Benjamin G. Lamme
Benjamin Lamme was born on a farm near Springfield, Ohio, on 12 January 1864. He graduated in mechanical engineering from Ohio State University in 1888. His older sister Bertha Lamme was also an engineer, also graduating from Ohio State University in 1893. After a few months back on the farm, Benjamin joined the Westinghouse Company in 1889 where he became an assistant to Albert Schmid, well known for his innovative machine designs. Lamme designed a single-reduction railway motor with machine-wound coils which was marketed by Westinghouse beginning in 1891. He designed much of the apparatus for the Westinghouse exhibit at the Columbian Exposition in Chicago in 1893, including alternating-current generators, induction motors, and rotary converters.
Over a period of several years, Lamme developed a design methodology based on the field-form method of analysis. He later wrote that his method had "proved of incalculable value, especially in the analysis and development of new types of apparatus. "He did much of the work on perfecting the methodology at night at his home.Unlike many contemporary designers, he avoided using the mechanical slide rule, preferring instead his well developed "mental slide rule." The method was utilized in designing all types of electrical machinery and involved direct calculation of magnetic flux in air gaps.
In addition to his design work on the Niagara Falls alternators, Lamme designed the "monster machines" for the power plant of the Manhattan Elevated Railway in New York City. The plant used eight slow-speed direct-current generators, each of which was forty feet high and weighed approximately a million pounds. Lamme was responsible for designing the popular type C induction motor which came on the market in 1896 and was described at the time as having performance characteristics that were "unsurpassed." He used a technique of reducing the voltage applied to the motor when starting to limit the surge in line current.He was among the leaders in the introduction of large turboelectric generators which began to supplant older slow-speed, engine-driven, generators in the first decade of the 20th century.He later wrote in his autobiography that he had "always liked high speed" and thus had become and enthusiastic participant in "the race for higher speeds" in the field of electric machinery.

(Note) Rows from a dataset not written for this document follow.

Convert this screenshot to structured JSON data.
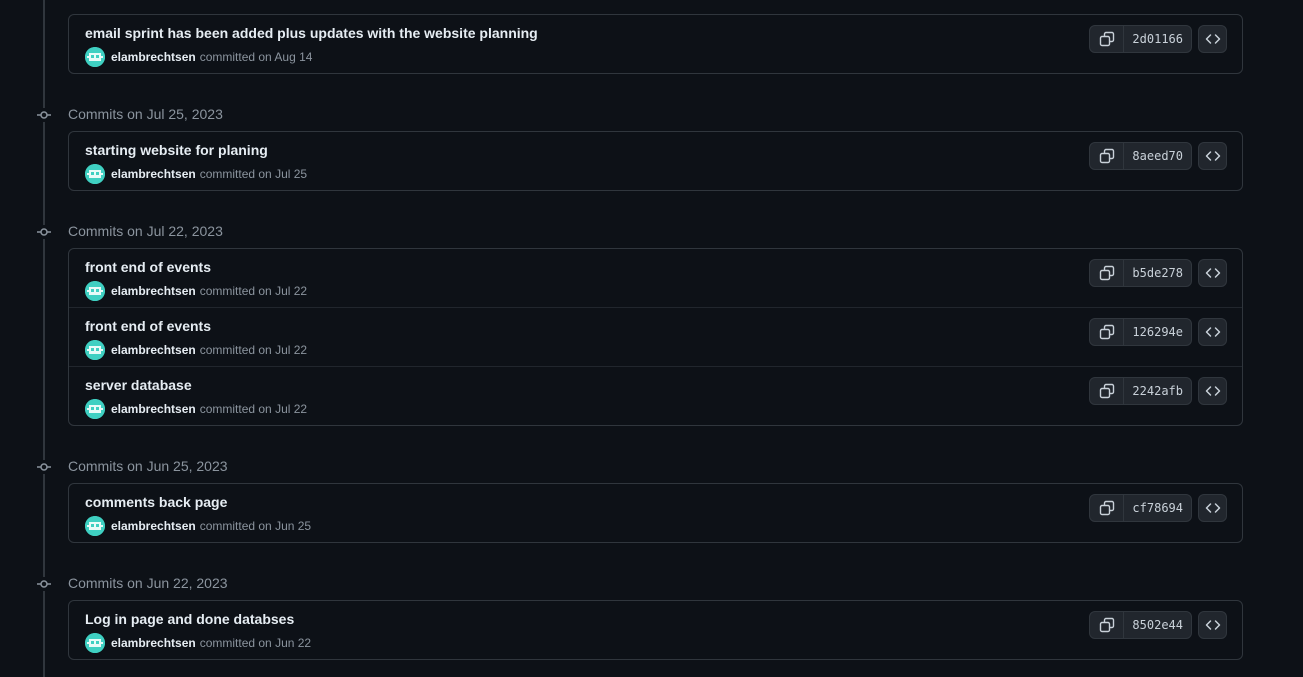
{
  "icon_names": {
    "copy": "copy-icon",
    "browse": "code-brackets-icon",
    "commit_marker": "git-commit-icon",
    "avatar": "identicon-avatar"
  },
  "colors": {
    "background": "#0d1117",
    "border": "#30363d",
    "muted_text": "#8b949e",
    "avatar": "#3fd0c2"
  },
  "groups": [
    {
      "header": "",
      "commits": [
        {
          "message": "email sprint has been added plus updates with the website planning",
          "author": "elambrechtsen",
          "committed": "committed on Aug 14",
          "sha": "2d01166"
        }
      ]
    },
    {
      "header": "Commits on Jul 25, 2023",
      "commits": [
        {
          "message": "starting website for planing",
          "author": "elambrechtsen",
          "committed": "committed on Jul 25",
          "sha": "8aeed70"
        }
      ]
    },
    {
      "header": "Commits on Jul 22, 2023",
      "commits": [
        {
          "message": "front end of events",
          "author": "elambrechtsen",
          "committed": "committed on Jul 22",
          "sha": "b5de278"
        },
        {
          "message": "front end of events",
          "author": "elambrechtsen",
          "committed": "committed on Jul 22",
          "sha": "126294e"
        },
        {
          "message": "server database",
          "author": "elambrechtsen",
          "committed": "committed on Jul 22",
          "sha": "2242afb"
        }
      ]
    },
    {
      "header": "Commits on Jun 25, 2023",
      "commits": [
        {
          "message": "comments back page",
          "author": "elambrechtsen",
          "committed": "committed on Jun 25",
          "sha": "cf78694"
        }
      ]
    },
    {
      "header": "Commits on Jun 22, 2023",
      "commits": [
        {
          "message": "Log in page and done databses",
          "author": "elambrechtsen",
          "committed": "committed on Jun 22",
          "sha": "8502e44"
        }
      ]
    }
  ]
}
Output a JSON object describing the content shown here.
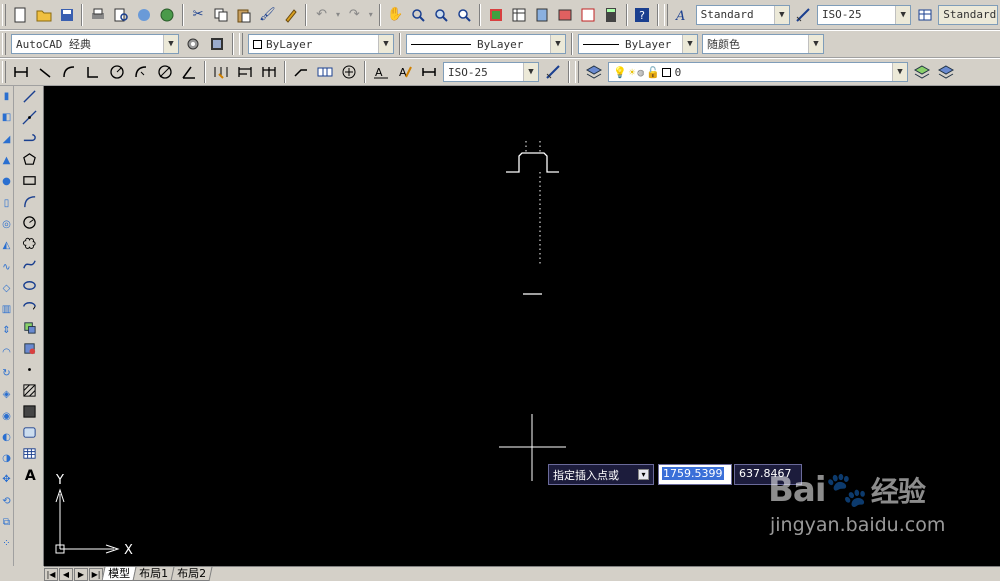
{
  "toolbar1": {
    "text_style": "Standard",
    "dim_style": "ISO-25",
    "table_style": "Standard"
  },
  "toolbar2": {
    "workspace": "AutoCAD 经典",
    "color": "ByLayer",
    "linetype": "ByLayer",
    "lineweight": "ByLayer",
    "plot_style": "随颜色"
  },
  "toolbar3": {
    "dim_style": "ISO-25",
    "layer": "0"
  },
  "canvas": {
    "background": "#000000",
    "ucs_x_label": "X",
    "ucs_y_label": "Y"
  },
  "dynamic_input": {
    "prompt": "指定插入点或",
    "x_value": "1759.5399",
    "y_value": "637.8467"
  },
  "tabs": {
    "model": "模型",
    "layout1": "布局1",
    "layout2": "布局2"
  },
  "watermark": {
    "brand_text": "Bai",
    "brand_cn": "经验",
    "url": "jingyan.baidu.com"
  }
}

Lamme became chief engineer at Westinghouse in 1903 and held the position for the rest of his life.During World War I, he represented the American Institute of Electrical Engineers (AIEE) on the Naval Consulting Board. He received the Edison Medal of the AIEE in 1919 in recognition for his contributions to the electrical power field. For a number of years, he taught in-house design classes to young engineers at Westinghouse.Those who had studied under him organized a club known as "Laminations" which featured invited lectures by Lamme and others. Lamme himself received more than 160 patents during his career.
Lamme had a lifelong interest in archeology and had a sizable personal collection of projectile points and other artifacts.He was also an amateur photographer and had an interest in mathematical puzzles.
He died on 8 July 1924 at the age of 60. His will included a bequest to AIEE which was used to initiate the Lamme Medal in 1928 to recognize outstanding design engineers in the power field. He also endowed two engineering scholarships at Ohio State University, and contributed to the support and education of a number of French orphans after World War I. His autobiography, which included a list of his published papers, was published in 1926, and the Westinghouse Company published a collection of his technical papers in 1919.